Work task:
All entries need to be written out again exactly, without their pictures.

(Data supplied)

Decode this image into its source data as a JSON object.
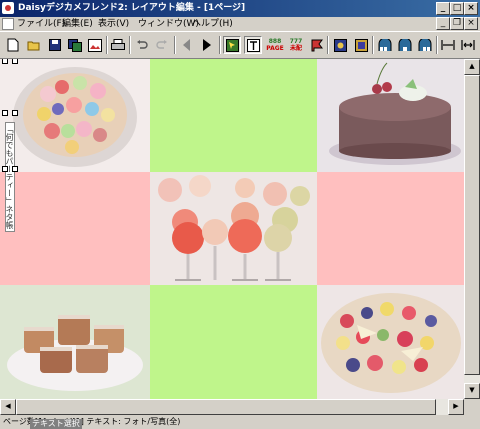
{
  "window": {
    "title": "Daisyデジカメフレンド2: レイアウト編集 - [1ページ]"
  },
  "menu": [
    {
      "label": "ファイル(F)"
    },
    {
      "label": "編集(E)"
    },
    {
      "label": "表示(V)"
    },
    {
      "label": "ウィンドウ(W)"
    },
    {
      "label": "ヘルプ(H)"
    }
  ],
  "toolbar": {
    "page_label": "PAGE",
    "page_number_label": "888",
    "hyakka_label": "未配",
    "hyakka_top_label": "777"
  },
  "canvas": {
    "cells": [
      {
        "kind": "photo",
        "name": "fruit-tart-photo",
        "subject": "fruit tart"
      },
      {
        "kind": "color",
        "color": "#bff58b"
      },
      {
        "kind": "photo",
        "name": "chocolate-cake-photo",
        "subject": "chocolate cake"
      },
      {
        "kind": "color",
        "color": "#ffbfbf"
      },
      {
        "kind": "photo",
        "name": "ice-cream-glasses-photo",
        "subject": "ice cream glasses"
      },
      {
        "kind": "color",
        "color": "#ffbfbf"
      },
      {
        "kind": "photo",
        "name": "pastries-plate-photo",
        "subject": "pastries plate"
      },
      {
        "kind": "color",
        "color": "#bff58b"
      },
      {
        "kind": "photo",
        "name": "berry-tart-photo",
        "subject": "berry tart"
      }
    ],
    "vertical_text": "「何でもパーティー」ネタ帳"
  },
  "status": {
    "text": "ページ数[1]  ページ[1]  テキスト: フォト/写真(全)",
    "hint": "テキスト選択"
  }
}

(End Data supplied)

Response area:
Decode this image into its source data as a JSON object.
{
  "window": {
    "title": "Daisyデジカメフレンド2: レイアウト編集 - [1ページ]"
  },
  "menu": [
    {
      "label": "ファイル(F)"
    },
    {
      "label": "編集(E)"
    },
    {
      "label": "表示(V)"
    },
    {
      "label": "ウィンドウ(W)"
    },
    {
      "label": "ヘルプ(H)"
    }
  ],
  "toolbar": {
    "page_label": "PAGE",
    "page_number_label": "888",
    "hyakka_label": "未配",
    "hyakka_top_label": "777"
  },
  "canvas": {
    "cells": [
      {
        "kind": "photo",
        "name": "fruit-tart-photo",
        "subject": "fruit tart"
      },
      {
        "kind": "color",
        "color": "#bff58b"
      },
      {
        "kind": "photo",
        "name": "chocolate-cake-photo",
        "subject": "chocolate cake"
      },
      {
        "kind": "color",
        "color": "#ffbfbf"
      },
      {
        "kind": "photo",
        "name": "ice-cream-glasses-photo",
        "subject": "ice cream glasses"
      },
      {
        "kind": "color",
        "color": "#ffbfbf"
      },
      {
        "kind": "photo",
        "name": "pastries-plate-photo",
        "subject": "pastries plate"
      },
      {
        "kind": "color",
        "color": "#bff58b"
      },
      {
        "kind": "photo",
        "name": "berry-tart-photo",
        "subject": "berry tart"
      }
    ],
    "vertical_text": "「何でもパーティー」ネタ帳"
  },
  "status": {
    "text": "ページ数[1]  ページ[1]  テキスト: フォト/写真(全)",
    "hint": "テキスト選択"
  }
}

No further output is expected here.